Relationships 52 August 2006
Every month Maggi Stamp, a qualified and experienced relationship counsellor for Relate and in private practice, writes about some of the emotional challenges we meet in later life.
For reasons of confidentiality Maggi never writes about a particular person's problems unless you have sent one in to be answered, but all her examples are based on problems raised by clients, family and friends over the years.
You can write to Maggi at firstname.lastname@example.org for her to respond in the column.
IT COULD BE YOU….
How can I restore relations with my granddaughter?
My son and his wife live nearby and have a daughter aged 14
years. I was close to my daughter-in-law for 10 years and
for most of my granddaughter’s life she has spent many happy
hours with her grandpa and me. I have been happy to have her
here, but it does feel that her parents have left her in my care
a great deal.
Several years ago, I handed
over my bar business to my son to manage. This coincided
with my relationship with my daughter-in-law deteriorating. My
husband found her with another man and although everything
settled down again, she now keeps her distance from us and I
fear she will turn her daughter against us.
We are about to leave for our
holiday and we still aren’t being told if our granddaughter
is accompanying us as is usual. I really don’t want her to end
up being used as a pawn in an adult disagreement. I know she is
unhappy with the situation, as I have found sad and disturbing
poems written by her.
I feel both her parents are
now drinking too much and I am worried about the effect all
of this is having on her. I am tempted to threaten to find a new
manager for the business as a way of persuading them to sort
things out. My husband is against this and feels it would make
things worse. I don’t want to make my son angry. I just want the
best for my granddaughter and don’t know what to do next.
How fortunate you have been to have had such a close
relationship with your granddaughter. She too is fortunate
to have had so much time with loving grandparents. The many
happy times she has spent with you will always remain a vital
part of her childhood. She is 14 now and perhaps would like to
spend more time with friends of her own age, so not coming on
holiday with you need not be seen as a deliberate rejection
influenced by your daughter-in-law, but a normal part of growing
up, especially in a girl's teenage years.
There is always tension when mother and daughter-in-law don't
see eye to eye because it affects the whole family dynamic.
Your husband will be concerned about you; your son will feel
torn between defending his wife and loyalty to his mother, your
granddaughter too will feel torn because she will feel obliged
to make choices between you and her mother. No child should be
in that position. The situation is already making her sad, as
her poems poignantly show.
Her poems may have been left where you have been able to
discover them, but perhaps not where her parents would find
them. Talk to her about them by all means, but do take care
not to show them to her mother or father.

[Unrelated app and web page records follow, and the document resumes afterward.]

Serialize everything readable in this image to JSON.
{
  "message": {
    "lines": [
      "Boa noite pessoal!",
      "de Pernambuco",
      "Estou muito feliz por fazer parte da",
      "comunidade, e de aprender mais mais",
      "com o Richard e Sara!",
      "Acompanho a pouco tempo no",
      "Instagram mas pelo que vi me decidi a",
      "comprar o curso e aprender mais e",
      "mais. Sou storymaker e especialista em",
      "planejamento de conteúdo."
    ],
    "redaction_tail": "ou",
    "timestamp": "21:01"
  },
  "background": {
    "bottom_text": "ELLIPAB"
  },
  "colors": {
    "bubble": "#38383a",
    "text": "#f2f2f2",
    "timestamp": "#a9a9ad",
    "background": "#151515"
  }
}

They are the personal
thoughts and feelings of a teenager, and privacy becomes more
important at this tender and confusing stage of life.
Things must be so distressing for her - she has grown up
with you both being there for her, just around the corner, she
has spent her holidays with you. You are part of her life. She
will thrive if she can dip in and out of family times as she
gets older and takes on outside interests and commitments of her
own. She will return to you when she wants and needs. It would
be sad if she came to see you only out of duty or because you
expected it of her.
I think your husband is wise to counsel you against using the
business as a lever to push your son into doing what you would
like. Tempting though that might seem, it would only serve
to make the situation more fraught and your family even more
angry. As every parent sets their child free on becoming a young
adult so, as grandparents, we need to accept that our delight
and joy at being close to the grandchildren - if we have that
closeness- is a precious gift, and no more. Like any other gift,
it bestows no rights, let alone parental rights. To seek to
exercise any would simply undermine the parents or even alienate
If you feel your son and daughter-in-law are drinking too
much, I would well understand your worry. But this too requires
careful handling. You need to give a lot of thought to what
might result from talking to your son. Think carefully about
what you might say, how you would say it tactfully, sensitively,
and what effect you would hope to have. The only approach likely
to work is one that is supportive and loving - and it must be
brief. By all means voice your concerns about his daughter but
definitely do not give any hint of criticism of his parenting or
that of his wife.
What your son will be able to hear from you - and this is
even more limited if he really is drinking excessively - is how
much you love him and his daughter and how concerned you are
for his health and her happiness. He will switch off completely
if you tell him how badly you think he and his wife are at
running the business or being parents, or how unhappy all this
is making you and his father.
You might have seen other articles here that stress how
important it is to leave our children to get on with their own
lives, even when we disagree with how they do it or the choice
of partner they have made.
We never wholly relinquish our sense of parental
responsibility but once the children are adult, the way that
they lead their lives is very much up to them. If we do take
any active role, we can only offer help or support. We must
never pressurise or threaten them when they want to do things
differently. We have to let go, and that's hard. But when we do
they are much more likely to involve us, because they have
become individual adults who are friends with their parents
rather than grown-up children still being watched over and
judged by mum and dad.
You can write to Maggi at email@example.com
for her to respond in the column.